Haruki Murakami’s 2001 book, Underground, captured the aftermath of the March 1995 sarin gas attacks on Tokyo’s subway system by members of the Aum Shinrikyo cult. He was there to interview victims, eyewitnesses and attackers, and add his own insight to the impact the attacks had on Japan’s national psyche. It was a street-level document about the cultural hydra of disaster. It was also, in form at least, a departure for the novelist and short-story writer.
After the Quake is Murakami’s reaction to the January 1995 Kobe earthquake — chronologically the first of the one-two punch of national disasters to strike Japan while its economic bubble was also bursting.
Instead of diving headlong into documenting the Kobe earthquake and its cultural aftershocks as he did in Underground, Murakami presents the earthquake as a recurring motif making its presence known in each of the stories. Sometimes it’s only mentioned in passing as part of the background noise and sometimes it takes center stage as an unseen, unspeaking character. It’s always there, though — reminding us of the frailty of humanity in the face of incomprehensible forces, acting as metaphor for Japanese culture at large, expressing subterranean longing.
As we know only too well, shared disaster makes (or lets) us stop and catch a glimpse of the whole in which we are all involved. With After the Quake, Murakami is telling us the stories that make a lot more sense in the face of such disaster. They are things of magic, koans projected into the everyday lives of unsuspecting people. But they’re not much to talk about in cold black and white.
In the opener, “UFO in Kushiro,” a man’s wife leaves him after several days of doing nothing but watching coverage of the quake on television. He is cast into a series of events that lead him to a northern seaside town with two mysterious women. The rest is in the details.
In another story, “Thailand,” a stressed-out doctor finds cosmic comfort in an otherwise-deserted mountain spa retreat and the care of her valet. And in the most fantastic of all, the feverish “Super Frog Saves Tokyo,” a bank’s loan officer is convinced to help a giant frog save Toyko from the giant angry earthworm that threatens to level the city.
Murakami’s meticulous attention to letting the smallest of details do the heaviest of the narrative lifting is disarming. In “Landscape with Flatiron,” we’re hypnotized not by his description of a winter seaside bonfire built with driftwood, but by his telling us how Miyake — a painter in self-imposed exile — goes about making the fire art, a living, breathing testament to enduring. Stick by stick. That the fire eventually holds the lives of two characters in balance is, in this context, a natural conclusion.
Each of the six tales here is thus touched by not so much the air of tragedy as by the weight of inevitability. These works are self-contained curiosities, gems and transforming meditations. Here is postmodern literature as fable, a set of bedtime stories for torpid dreamers.

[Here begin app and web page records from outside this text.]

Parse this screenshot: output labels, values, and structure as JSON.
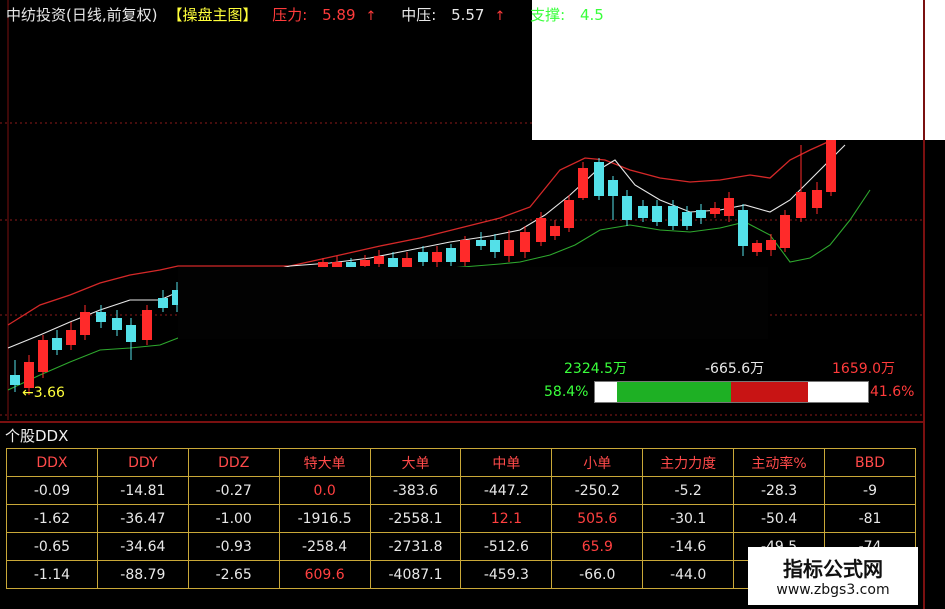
{
  "header": {
    "stock_name": "中纺投资(日线,前复权)",
    "indicator": "【操盘主图】",
    "resistance_label": "压力:",
    "resistance_value": "5.89",
    "mid_label": "中压:",
    "mid_value": "5.57",
    "support_label": "支撑:",
    "support_value": "4.5",
    "arrow_up": "↑"
  },
  "chart": {
    "low_marker": "←3.66",
    "colors": {
      "up": "#ff2a2a",
      "down": "#54e0e8",
      "upper_band": "#d42828",
      "lower_band": "#2ea82e",
      "mid_line": "#e8e8e8"
    }
  },
  "flow": {
    "value_1": "2324.5万",
    "value_2": "-665.6万",
    "value_3": "1659.0万",
    "left_pct": "58.4%",
    "right_pct": "41.6%",
    "segments": [
      {
        "color": "#ffffff",
        "fraction": 0.08
      },
      {
        "color": "#1eb024",
        "fraction": 0.42
      },
      {
        "color": "#c81414",
        "fraction": 0.28
      },
      {
        "color": "#ffffff",
        "fraction": 0.22
      }
    ]
  },
  "ddx": {
    "title": "个股DDX",
    "columns": [
      "DDX",
      "DDY",
      "DDZ",
      "特大单",
      "大单",
      "中单",
      "小单",
      "主力力度",
      "主动率%",
      "BBD"
    ],
    "rows": [
      [
        "-0.09",
        "-14.81",
        "-0.27",
        "0.0",
        "-383.6",
        "-447.2",
        "-250.2",
        "-5.2",
        "-28.3",
        "-9"
      ],
      [
        "-1.62",
        "-36.47",
        "-1.00",
        "-1916.5",
        "-2558.1",
        "12.1",
        "505.6",
        "-30.1",
        "-50.4",
        "-81"
      ],
      [
        "-0.65",
        "-34.64",
        "-0.93",
        "-258.4",
        "-2731.8",
        "-512.6",
        "65.9",
        "-14.6",
        "-49.5",
        "-74"
      ],
      [
        "-1.14",
        "-88.79",
        "-2.65",
        "609.6",
        "-4087.1",
        "-459.3",
        "-66.0",
        "-44.0",
        "",
        ""
      ]
    ],
    "red_cells": [
      [
        0,
        3
      ],
      [
        1,
        5
      ],
      [
        1,
        6
      ],
      [
        2,
        6
      ],
      [
        3,
        3
      ]
    ]
  },
  "watermark": {
    "title": "指标公式网",
    "url": "www.zbgs3.com"
  }
}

This, of course, is right in line with Murakami’s other short story (and longer fiction) works in which the mundane informs the fantastic and, indeed, the mundane when examined closely is the engine of the fantastic. In After the Quake, no one escapes transformation under Murakami’s quiet watch.
E-mail Chris Handyside at firstname.lastname@example.org.